  23. ^ a b Kent, David (1993). Australian Chart Book 1970–1992. St Ives, NSW: Australian Chart Book. ISBN 0-646-11917-6.
  24. ^ "Top Albums/CDs – Volume 16, No. 24". RPM. 29 January 1972. Archived from the original on 4 February 2017. Retrieved 20 May 2011.
  25. ^ "dutchcharts.nl Wings – Wild Life". dutchcharts.nl (in Dutch). MegaCharts. Retrieved 8 May 2013.
  26. ^ Oricon Album Chart Book: Complete Edition 1970–2005. Roppongi, Tokyo: Oricon Entertainment. 2006. ISBN 4-87131-077-9.
  27. ^ "norwegiancharts.com Wings – Wild Life". Retrieved 8 May 2013.
  28. ^ Salaverri, Fernando (September 2005). Sólo éxitos: año a año, 1959–2002 (1st ed.). Spain: Fundación Autor-SGAE. ISBN 84-8048-639-2.
  29. ^ "Swedish Charts 1969–1972 (in PDF-files)" (PDF) (in Swedish). Hitsallertijden. Retrieved 8 May 2013. Note: Kvällstoppen combined sales for albums and singles in the one chart. Wild Life peaked at the number-five on the hit parade on 11 January 1972.
  30. ^ "Artist: Paul McCartney". Official Chart Company. Retrieved 5 March 2014.
  31. ^ "Wild Life: Charts & Awards: Billboard Albums". AllMusic. Retrieved 14 September 2011.
  32. ^ a b McGee, Garry (2003). Band on the Run: A History of Paul McCartney and Wings. Lanham, MD: Rowman & Littlefield. p. 233. ISBN 978-0-87833-304-2.
  33. ^ "Album Search: Wings: Wild Life" (in German). Media Control. Archived from the original on 24 July 2014. Retrieved 2 May 2013.
  34. ^ "Offiziellecharts.de – Wings – Wild Life" (in German). GfK Entertainment Charts. Retrieved 27 May 2022.
  35. ^ "Billboard 200 WEEK OF DECEMBER 22, 2018". billboard.com. Retrieved 27 May 2022.
  36. ^ "Canadian album certifications – Wings – Wild Life". Music Canada.
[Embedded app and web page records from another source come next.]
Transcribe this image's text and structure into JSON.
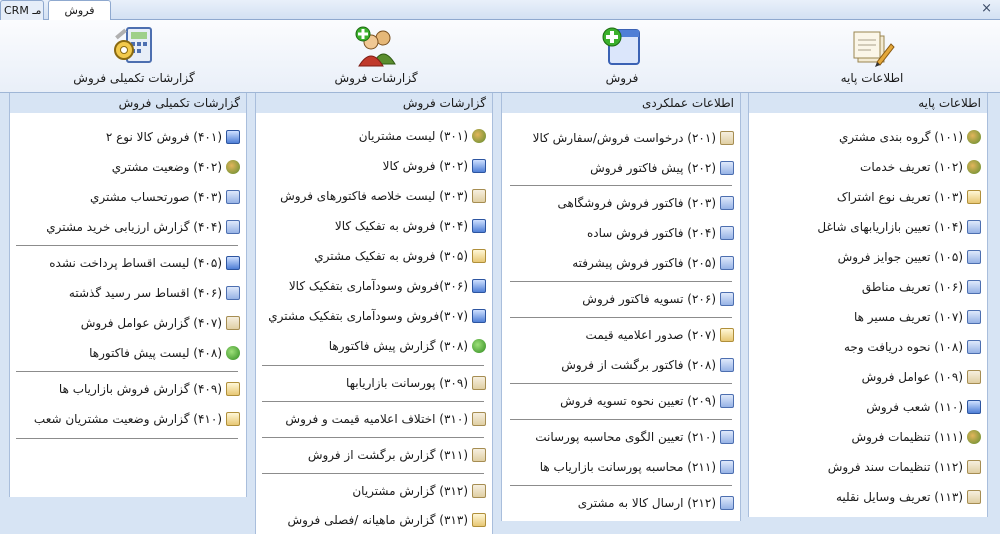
{
  "tabs": {
    "crm": "CRM مـ",
    "sales": "فروش",
    "close": "×"
  },
  "ribbon": [
    {
      "label": "اطلاعات پایه",
      "icon": "documents-pencil-icon"
    },
    {
      "label": "فروش",
      "icon": "window-add-icon"
    },
    {
      "label": "گزارشات فروش",
      "icon": "users-add-icon"
    },
    {
      "label": "گزارشات تکمیلی فروش",
      "icon": "calculator-gear-icon"
    }
  ],
  "panels": {
    "base": {
      "title": "اطلاعات پایه",
      "items": [
        "(۱۰۱) گروه بندی مشتري",
        "(۱۰۲) تعریف خدمات",
        "(۱۰۳) تعریف نوع اشتراک",
        "(۱۰۴) تعیین بازاریابهای شاغل",
        "(۱۰۵) تعیین جوایز فروش",
        "(۱۰۶) تعریف مناطق",
        "(۱۰۷) تعریف مسیر ها",
        "(۱۰۸) نحوه دریافت وجه",
        "(۱۰۹) عوامل فروش",
        "(۱۱۰) شعب  فروش",
        "(۱۱۱) تنظیمات فروش",
        "(۱۱۲) تنظیمات سند فروش",
        "(۱۱۳) تعریف وسایل نقلیه"
      ]
    },
    "perf": {
      "title": "اطلاعات عملکردی",
      "items": [
        "(۲۰۱) درخواست فروش/سفارش کالا",
        "(۲۰۲) پیش فاکتور فروش",
        "(۲۰۳) فاکتور فروش فروشگاهی",
        "(۲۰۴) فاکتور فروش ساده",
        "(۲۰۵) فاکتور فروش پیشرفته",
        "(۲۰۶) تسویه فاکتور فروش",
        "(۲۰۷) صدور اعلامیه قیمت",
        "(۲۰۸) فاکتور برگشت از فروش",
        "(۲۰۹) تعیین نحوه تسویه فروش",
        "(۲۱۰) تعیین الگوی محاسبه پورسانت",
        "(۲۱۱) محاسبه پورسانت بازاریاب ها",
        "(۲۱۲) ارسال کالا به مشتری"
      ]
    },
    "reports": {
      "title": "گزارشات فروش",
      "items": [
        "(۳۰۱) لیست مشتریان",
        "(۳۰۲) فروش کالا",
        "(۳۰۳) لیست خلاصه فاکتورهای فروش",
        "(۳۰۴) فروش به تفکیک کالا",
        "(۳۰۵) فروش به تفکیک مشتري",
        "(۳۰۶)فروش وسودآماری بتفکیک کالا",
        "(۳۰۷)فروش وسودآماری بتفکیک مشتري",
        "(۳۰۸) گزارش پیش فاکتورها",
        "(۳۰۹) پورسانت بازاریابها",
        "(۳۱۰) اختلاف اعلامیه قیمت و فروش",
        "(۳۱۱) گزارش برگشت از فروش",
        "(۳۱۲) گزارش مشتریان",
        "(۳۱۳) گزارش ماهیانه /فصلی فروش"
      ]
    },
    "extra": {
      "title": "گزارشات تکمیلی فروش",
      "items": [
        "(۴۰۱) فروش کالا نوع ۲",
        "(۴۰۲) وضعیت مشتري",
        "(۴۰۳) صورتحساب مشتري",
        "(۴۰۴) گزارش ارزیابی خرید مشتري",
        "(۴۰۵) لیست اقساط پرداخت نشده",
        "(۴۰۶) اقساط سر رسید گذشته",
        "(۴۰۷) گزارش عوامل فروش",
        "(۴۰۸) لیست پیش فاکتورها",
        "(۴۰۹) گزارش فروش بازاریاب ها",
        "(۴۱۰) گزارش وضعیت مشتریان شعب"
      ]
    }
  }
}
Retrieved 19 July 2022.
  37. ^ "American album certifications – Wings – Wild Life". Recording Industry Association of America. Retrieved 19 July 2022.


External links[edit]